The Miracle Worker recounts Helen Keller’s discovery of language, through the teaching of Annie Sullivan, after losing her sight and hearing in early childhood. It was produced as a television play in 1957, was published in 1957, was produced as a stage play in 1960 and as a movie in 1962.
The story is set in the Keller family home in Tuscumbia, Alabama. In the opening scene, the family learns that baby Helen will survive a life-threatening fever. Her mother Kate, however, discovers the terrible price of Helen’s survival when she realizes that the baby cannot see or hear. When Helen is six, her father is inclined to institutionalize her, but Kate wishes to search for better medical care. Alexander Graham Bell considers Helen’s case but cannot help. Finally, the Kellers contact the Perkins Institute for the Blind in Boston; the director sends Annie to them.
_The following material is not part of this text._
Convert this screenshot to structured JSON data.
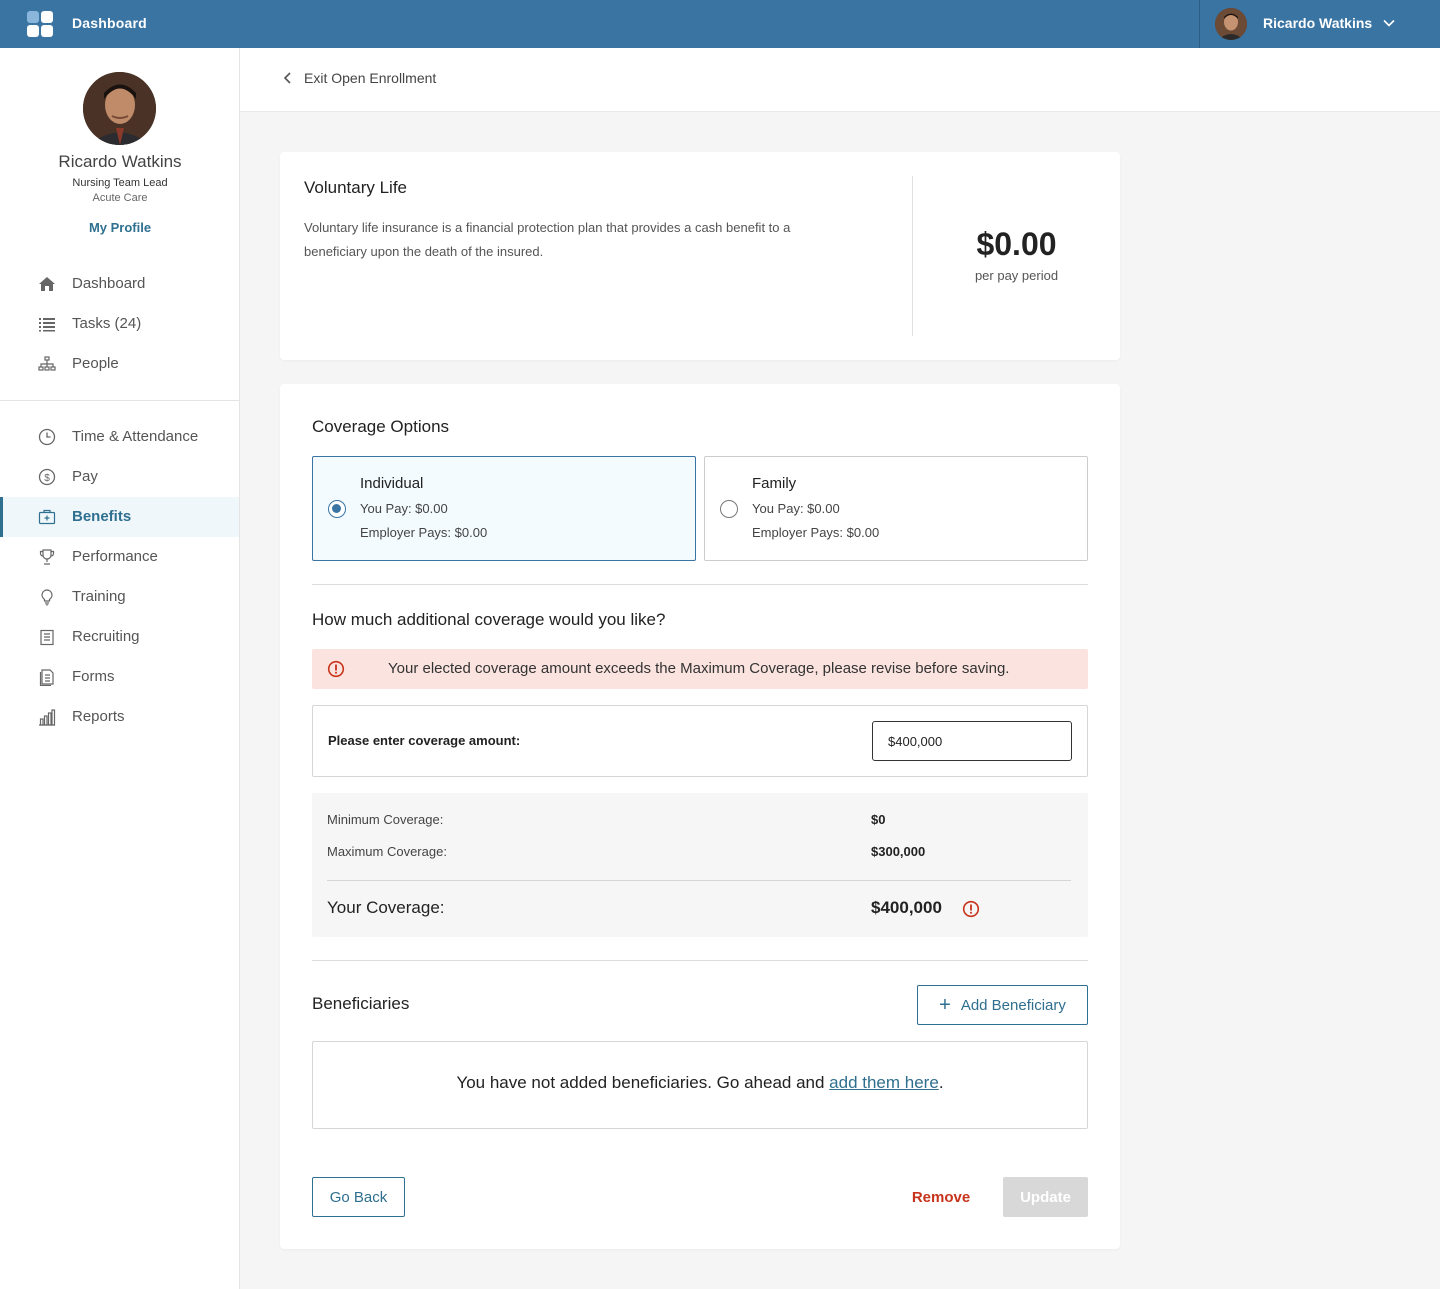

When Annie first encounters Helen, the child has never been disciplined. Isolated in silence and darkness, Helen wanders the house and is prone to tantrums. Annie has herself been institutionalized, so she sympathizes with the urgency Kate feels about Helen. Annie is also blind, so she knows partly what Helen’s world is like. She knows that the key to Helen’s transformation is language. Annie succeeds in teaching Helen to finger-spell several words, realizing that her pupil understands this activity only as a memorization game—Helen does not understand that the sequences...
(The entire section is 437 words.)